3. Timing of archiving
Also planning for the archiving data at appropriate timings would be a good measure in cost reduction. We at Factweavers deals with a lot of log data and quite often we see this data gets irrelevant after a certain point of time. But we need to store these anyway for long terms owing to compliance or as per client recommendations. So what we do is to store the log data in AWS S3 standard/RRS for the required amount of time and along with the creation of the buckets for these logs, we will add lifecycle rules which will automatically move the data to Glacier (most times Glacier suits our long term storage requirements). This will free up space in S3 and also gets us a cheaper alternative too. Thus using lifecycle rules or moving data to appropriate buckets would save you money.
4. Saving on data costs
The inter EC2 data transfers under the same Availability zones are chargeable in AWS. Where as the data transfers from or to S3 across different Availability zones are free of cost. So architecturing data transfers in a way that data transfers happen from EC2 to S3 would be a good move to save price.
5. Static website hosting using AWS S3
Another intelligent move in the direction of cost optimisation would be using S3 to host static websites. This in turn can prevent some cost overruns as some might use EC2 instances for doing the same. Using S3 for static website hosting can costs several fractions less than EC2 alternatives.
6. Access key nomenclature
The names of the access keys for the buckets can also play a role in both speed and cost of the bills. According to Amazon’s official documentation:
“Amazon S3 maintains an index of object key names in each AWS region. Object keys are stored in UTF-8 binary ordering across multiple partitions in the index. The key name dictates which partition the key is stored in.
Using a sequential prefix, such as time stamp or an alphabetical sequence, increases the likelihood that Amazon S3 will target a specific partition for a large number of your keys, overwhelming the I/O capacity of the partition.”

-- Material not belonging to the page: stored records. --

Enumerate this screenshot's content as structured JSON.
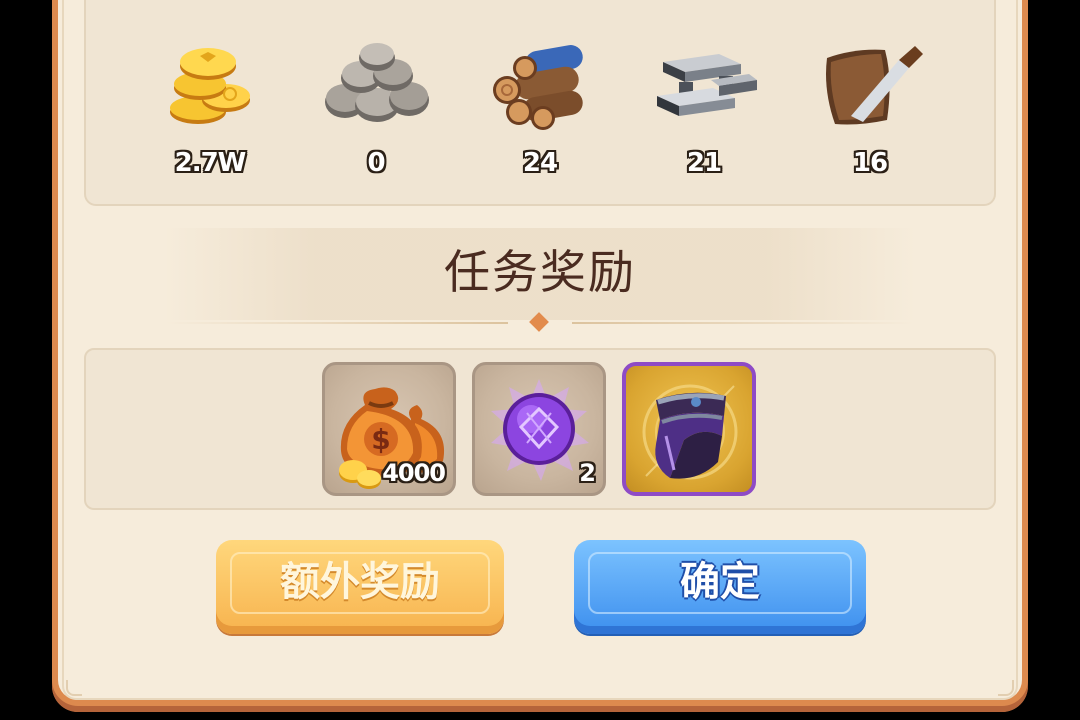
{
  "resources": [
    {
      "name": "gold-coins",
      "value": "2.7W"
    },
    {
      "name": "stone",
      "value": "0"
    },
    {
      "name": "wood",
      "value": "24"
    },
    {
      "name": "iron",
      "value": "21"
    },
    {
      "name": "leather",
      "value": "16"
    }
  ],
  "section": {
    "title": "任务奖励"
  },
  "rewards": [
    {
      "name": "money-bag",
      "count": "4000",
      "rarity": "common"
    },
    {
      "name": "purple-orb",
      "count": "2",
      "rarity": "common"
    },
    {
      "name": "purple-bracer",
      "count": "",
      "rarity": "epic"
    }
  ],
  "buttons": {
    "extra_label": "额外奖励",
    "confirm_label": "确定"
  },
  "colors": {
    "panel_border": "#dd8a4e",
    "panel_bg": "#f6ecdb",
    "title_text": "#4a2b20",
    "extra_button": "#f7b34e",
    "confirm_button": "#3d8fee",
    "epic_frame": "#8e4bc6"
  }
}
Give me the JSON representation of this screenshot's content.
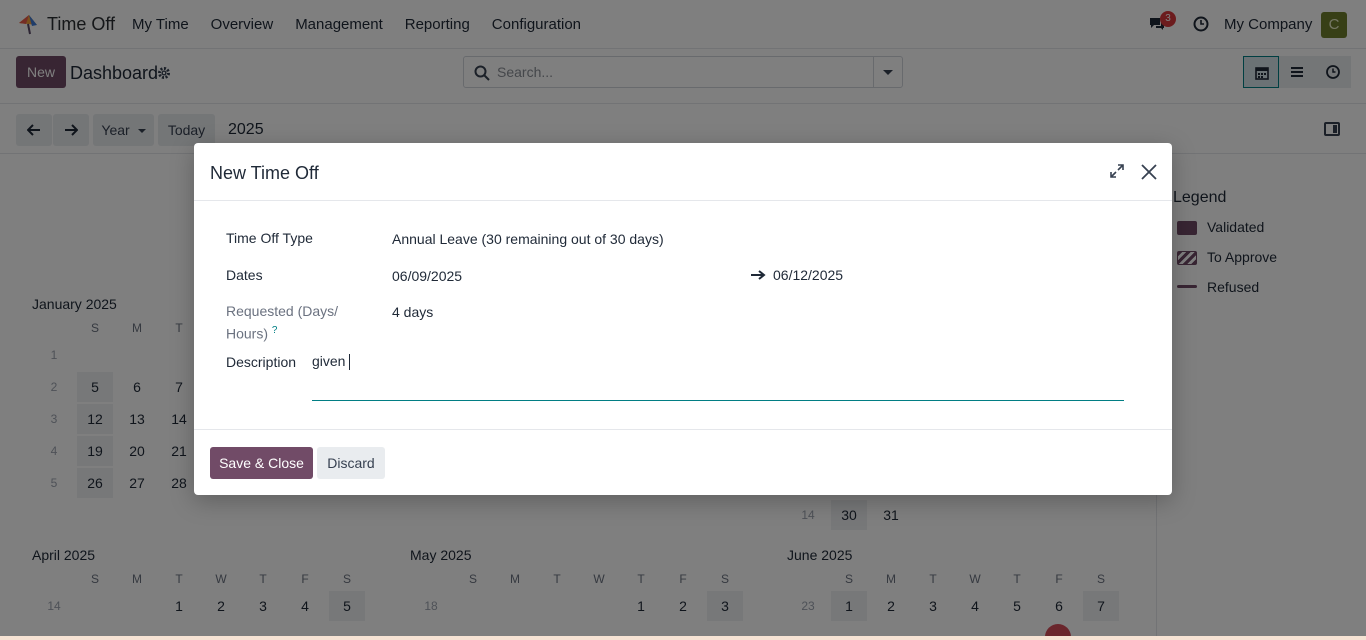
{
  "navbar": {
    "app_name": "Time Off",
    "menu": [
      "My Time",
      "Overview",
      "Management",
      "Reporting",
      "Configuration"
    ],
    "notification_count": "3",
    "company": "My Company",
    "avatar_letter": "C"
  },
  "control_panel": {
    "new_label": "New",
    "breadcrumb": "Dashboard",
    "search_placeholder": "Search..."
  },
  "calendar_toolbar": {
    "scale_label": "Year",
    "today_label": "Today",
    "current_period": "2025"
  },
  "calendar": {
    "day_headers": [
      "S",
      "M",
      "T",
      "W",
      "T",
      "F",
      "S"
    ],
    "january": {
      "title": "January 2025",
      "weeks": [
        "1",
        "2",
        "3",
        "4",
        "5"
      ],
      "rows": [
        [
          "5",
          "6",
          "7"
        ],
        [
          "12",
          "13",
          "14"
        ],
        [
          "19",
          "20",
          "21"
        ],
        [
          "26",
          "27",
          "28"
        ]
      ]
    },
    "march_tail": {
      "week": "14",
      "days": [
        "30",
        "31"
      ]
    },
    "april": {
      "title": "April 2025",
      "week": "14",
      "days": [
        "1",
        "2",
        "3",
        "4",
        "5"
      ]
    },
    "may": {
      "title": "May 2025",
      "week": "18",
      "days": [
        "1",
        "2",
        "3"
      ]
    },
    "june": {
      "title": "June 2025",
      "week": "23",
      "days": [
        "1",
        "2",
        "3",
        "4",
        "5",
        "6",
        "7"
      ]
    }
  },
  "legend": {
    "title": "Legend",
    "items": [
      "Validated",
      "To Approve",
      "Refused"
    ]
  },
  "modal": {
    "title": "New Time Off",
    "fields": {
      "type_label": "Time Off Type",
      "type_value": "Annual Leave (30 remaining out of 30 days)",
      "dates_label": "Dates",
      "date_from": "06/09/2025",
      "date_to": "06/12/2025",
      "requested_label_1": "Requested (Days/",
      "requested_label_2": "Hours)",
      "requested_help": "?",
      "requested_value": "4 days",
      "description_label": "Description",
      "description_value": "given "
    },
    "save_label": "Save & Close",
    "discard_label": "Discard"
  },
  "colors": {
    "brand": "#714b67",
    "accent": "#017e84",
    "badge": "#d9383c"
  }
}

So, while naming , by prefixing a small hash value against the names of the access keys can significantly alter the above scenario by making the storage to fan out to other location rather than a targeted one and hence reducing the I/O operations, thus improving speed and cost.
7. Delete unwanted files
The cloud team should always be extra judicious to delete the unwanted files from the S3 system. What we have noted is that, while the data gets larger, we often forget to clean up the expired data and this might prove costly.
Another case of freeing up space is to delete the incomplete multipart upload operations residual files, which might occupy a significant amount of space
Also, deletion can also be considered to files that can be easily recreated.
8. Confidentiality of AWS S3 user credentials
Other important nuance to take care of is the confidentiality of AWS S3 user credentials. If you are the admin level user who holds control over provisioning access to the team members who wants access to AWS S3, it is advised that you give them temporary access keys/credentials that expire within the estimated task duration time. This ensures better tracking and wrong practices, like provisioning wrong storage classes etc.
9. Data compression
When dealing with big data, compressing the data can be a huge cost saver. This is that the human-readable formats such as JSON objects would occupy more space (2 times or more) than the machine-readable formats like binary. So a file’s size would be significantly smaller when compressed and this can result in a significant difference in the I/O operations.
10. Batching contents
Since the pricing is also based on the number of requests, it is always advisable to batch documents and transfer, rather than transfer the document of the document by document (object by object).
As a final conclusion, we can say that , by bringing in careful analysis and planning in the S3 use cases we are dealing with and also bringing in some attention in the S3 configurations, we can save significantly in the AWS monthly storage bills and hence reduce the cloud infrastructure costs.